>>>
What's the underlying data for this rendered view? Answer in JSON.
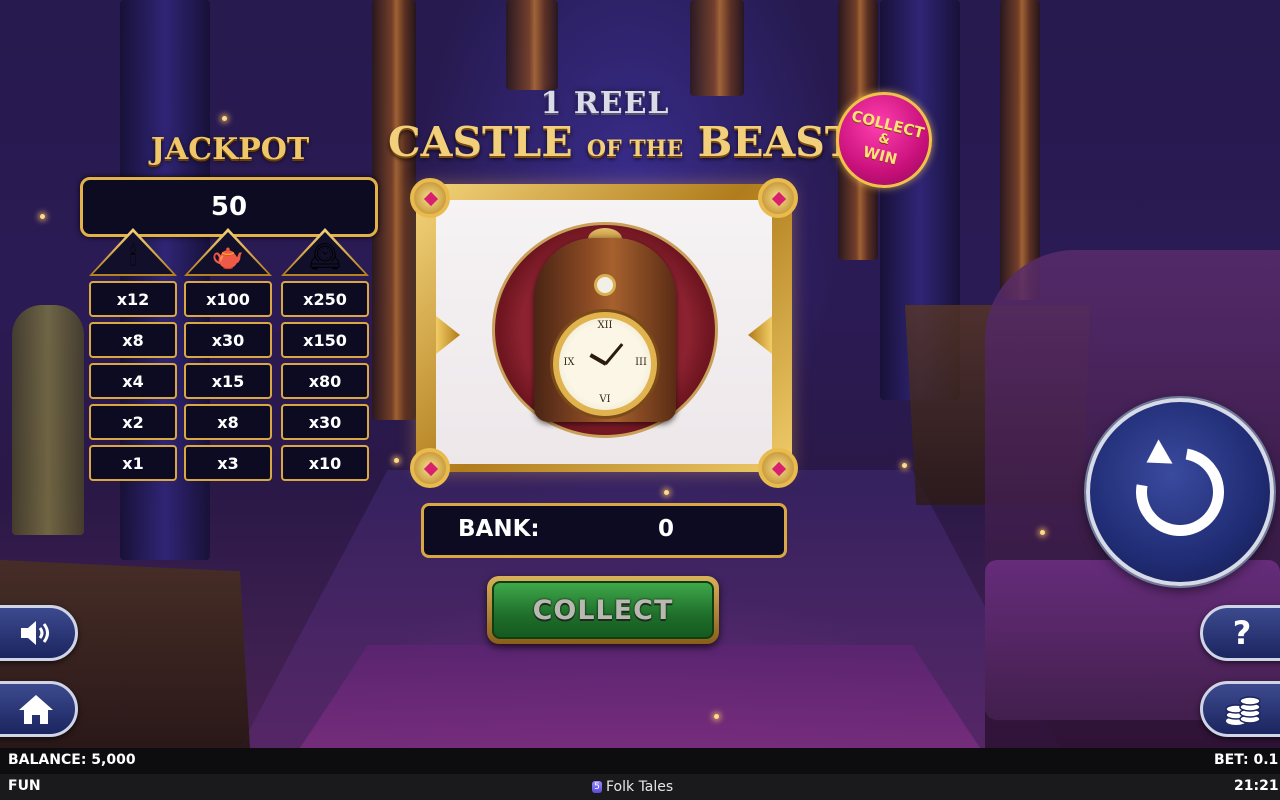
{
  "title": {
    "line1": "1 REEL",
    "word1": "CASTLE",
    "word2": "OF THE",
    "word3": "BEAST",
    "badge": [
      "COLLECT",
      "&",
      "WIN"
    ]
  },
  "jackpot": {
    "label": "JACKPOT",
    "value": "50"
  },
  "paytable": {
    "symbols": [
      {
        "icon": "candelabra-icon",
        "glyph": "🕯"
      },
      {
        "icon": "teapot-icon",
        "glyph": "🫖"
      },
      {
        "icon": "clock-icon",
        "glyph": "🕰"
      }
    ],
    "rows": [
      [
        "x12",
        "x100",
        "x250"
      ],
      [
        "x8",
        "x30",
        "x150"
      ],
      [
        "x4",
        "x15",
        "x80"
      ],
      [
        "x2",
        "x8",
        "x30"
      ],
      [
        "x1",
        "x3",
        "x10"
      ]
    ]
  },
  "reel": {
    "symbol": "clock-icon",
    "clock_numerals": [
      "XII",
      "III",
      "VI",
      "IX"
    ]
  },
  "bank": {
    "label": "BANK:",
    "value": "0"
  },
  "buttons": {
    "collect": "COLLECT",
    "help": "?",
    "spin_icon": "spin-icon",
    "sound_icon": "speaker-icon",
    "home_icon": "home-icon",
    "bet_icon": "coins-icon"
  },
  "status": {
    "balance": "BALANCE: 5,000",
    "mode": "FUN",
    "bet": "BET: 0.1",
    "time": "21:21",
    "provider_logo": "5",
    "provider": "Folk Tales"
  },
  "colors": {
    "gold": "#e2b24a",
    "panel": "#0c0b22",
    "collect_green": "#2f8a3a",
    "badge_pink": "#d81a86",
    "spin_blue": "#202c74"
  }
}
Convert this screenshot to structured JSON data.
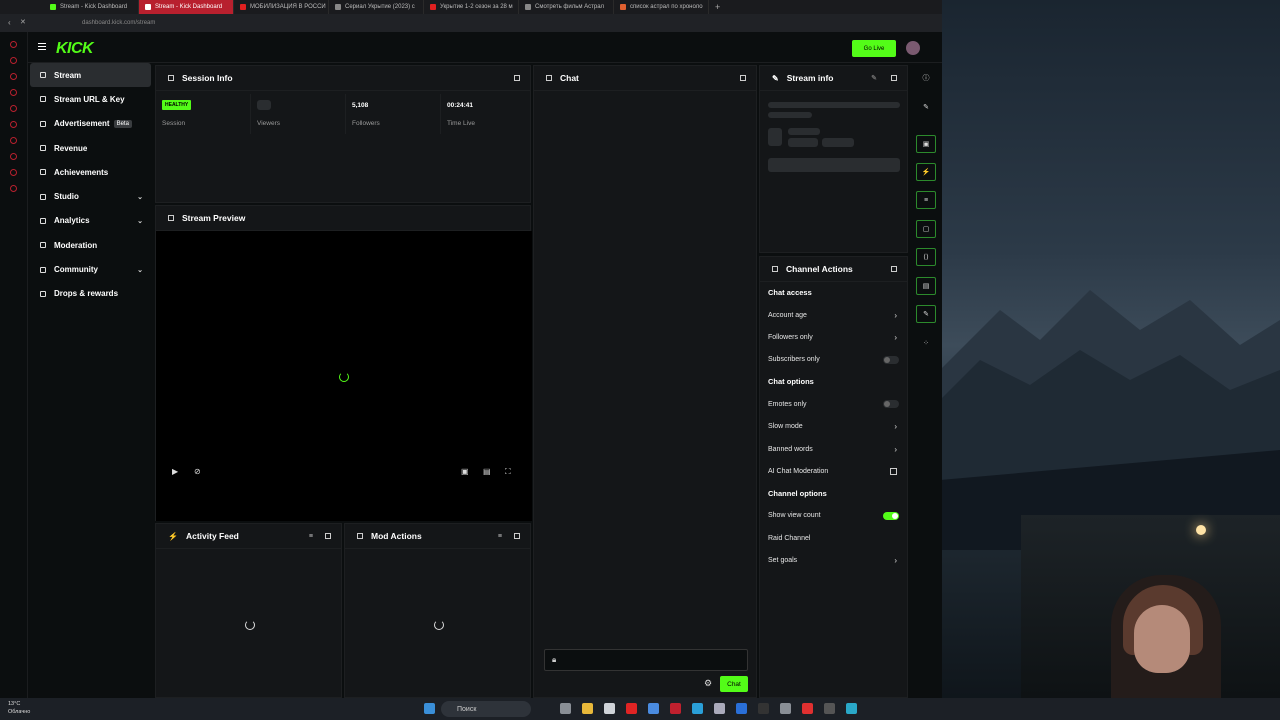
{
  "browser": {
    "tabs": [
      {
        "label": "Stream - Kick Dashboard",
        "color": "#53fc18"
      },
      {
        "label": "Stream - Kick Dashboard",
        "color": "#ffffff"
      },
      {
        "label": "МОБИЛИЗАЦИЯ В РОССИ",
        "color": "#e02020"
      },
      {
        "label": "Сериал Укрытие (2023) с",
        "color": "#888888"
      },
      {
        "label": "Укрытие 1-2 сезон за 28 м",
        "color": "#e02020"
      },
      {
        "label": "Смотреть фильм Астрал",
        "color": "#888888"
      },
      {
        "label": "список астрал по хроноло",
        "color": "#e06030"
      }
    ],
    "url": "dashboard.kick.com/stream"
  },
  "header": {
    "logo": "KICK",
    "go_live": "Go Live"
  },
  "sidebar": {
    "items": [
      {
        "label": "Stream",
        "active": true
      },
      {
        "label": "Stream URL & Key"
      },
      {
        "label": "Advertisement",
        "badge": "Beta"
      },
      {
        "label": "Revenue"
      },
      {
        "label": "Achievements"
      },
      {
        "label": "Studio",
        "expandable": true
      },
      {
        "label": "Analytics",
        "expandable": true
      },
      {
        "label": "Moderation"
      },
      {
        "label": "Community",
        "expandable": true
      },
      {
        "label": "Drops & rewards"
      }
    ]
  },
  "session": {
    "title": "Session Info",
    "health": "HEALTHY",
    "session_label": "Session",
    "viewers_label": "Viewers",
    "followers_value": "5,108",
    "followers_label": "Followers",
    "time_value": "00:24:41",
    "time_label": "Time Live"
  },
  "preview": {
    "title": "Stream Preview"
  },
  "activity": {
    "title": "Activity Feed"
  },
  "mod": {
    "title": "Mod Actions"
  },
  "chat": {
    "title": "Chat",
    "send_label": "Chat"
  },
  "stream_info": {
    "title": "Stream info"
  },
  "channel_actions": {
    "title": "Channel Actions",
    "chat_access_title": "Chat access",
    "account_age": "Account age",
    "followers_only": "Followers only",
    "subscribers_only": "Subscribers only",
    "chat_options_title": "Chat options",
    "emotes_only": "Emotes only",
    "slow_mode": "Slow mode",
    "banned_words": "Banned words",
    "ai_moderation": "AI Chat Moderation",
    "channel_options_title": "Channel options",
    "show_view_count": "Show view count",
    "show_view_count_on": true,
    "raid_channel": "Raid Channel",
    "set_goals": "Set goals"
  },
  "taskbar": {
    "temp": "13°C",
    "weather": "Облачно",
    "search": "Поиск"
  },
  "colors": {
    "accent": "#53fc18",
    "panel": "#141618",
    "background": "#0b0e0f"
  }
}
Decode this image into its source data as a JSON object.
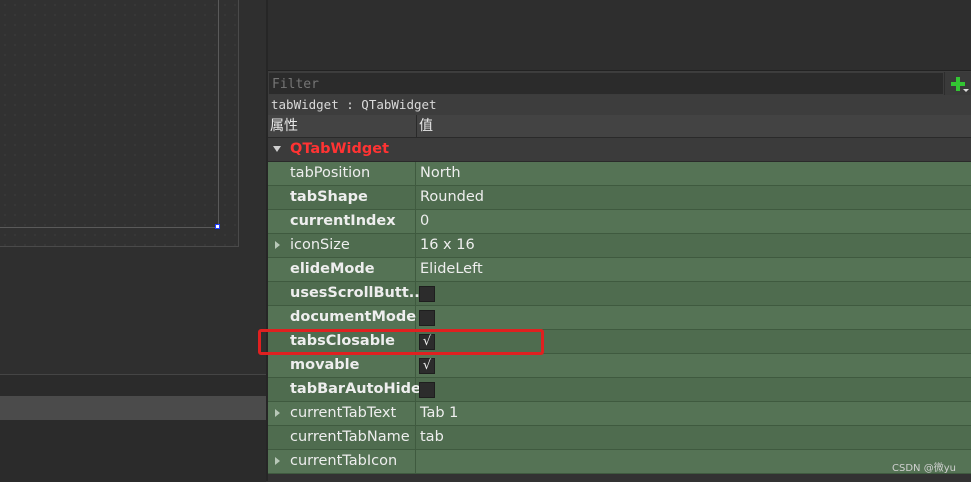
{
  "filter": {
    "placeholder": "Filter"
  },
  "object_label": "tabWidget : QTabWidget",
  "table_header": {
    "property": "属性",
    "value": "值"
  },
  "group": {
    "label": "QTabWidget",
    "color": "#ff3333"
  },
  "rows": [
    {
      "name": "tabPosition",
      "bold": false,
      "expandable": false,
      "type": "text",
      "value": "North"
    },
    {
      "name": "tabShape",
      "bold": true,
      "expandable": false,
      "type": "text",
      "value": "Rounded"
    },
    {
      "name": "currentIndex",
      "bold": true,
      "expandable": false,
      "type": "text",
      "value": "0"
    },
    {
      "name": "iconSize",
      "bold": false,
      "expandable": true,
      "type": "text",
      "value": "16 x 16"
    },
    {
      "name": "elideMode",
      "bold": true,
      "expandable": false,
      "type": "text",
      "value": "ElideLeft"
    },
    {
      "name": "usesScrollButt...",
      "bold": true,
      "expandable": false,
      "type": "checkbox",
      "checked": false
    },
    {
      "name": "documentMode",
      "bold": true,
      "expandable": false,
      "type": "checkbox",
      "checked": false
    },
    {
      "name": "tabsClosable",
      "bold": true,
      "expandable": false,
      "type": "checkbox",
      "checked": true
    },
    {
      "name": "movable",
      "bold": true,
      "expandable": false,
      "type": "checkbox",
      "checked": true
    },
    {
      "name": "tabBarAutoHide",
      "bold": true,
      "expandable": false,
      "type": "checkbox",
      "checked": false
    },
    {
      "name": "currentTabText",
      "bold": false,
      "expandable": true,
      "type": "text",
      "value": "Tab 1"
    },
    {
      "name": "currentTabName",
      "bold": false,
      "expandable": false,
      "type": "text",
      "value": "tab"
    },
    {
      "name": "currentTabIcon",
      "bold": false,
      "expandable": true,
      "type": "text",
      "value": ""
    }
  ],
  "check_glyph": "√",
  "highlighted_row": "tabsClosable",
  "highlight_color": "#e02020",
  "row_color": "#557355",
  "watermark": "CSDN @微yu"
}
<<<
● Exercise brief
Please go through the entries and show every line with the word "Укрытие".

● Written solution
        "label": "Сериал Укрытие (2023) с",
        "label": "Укрытие 1-2 сезон за 28 м",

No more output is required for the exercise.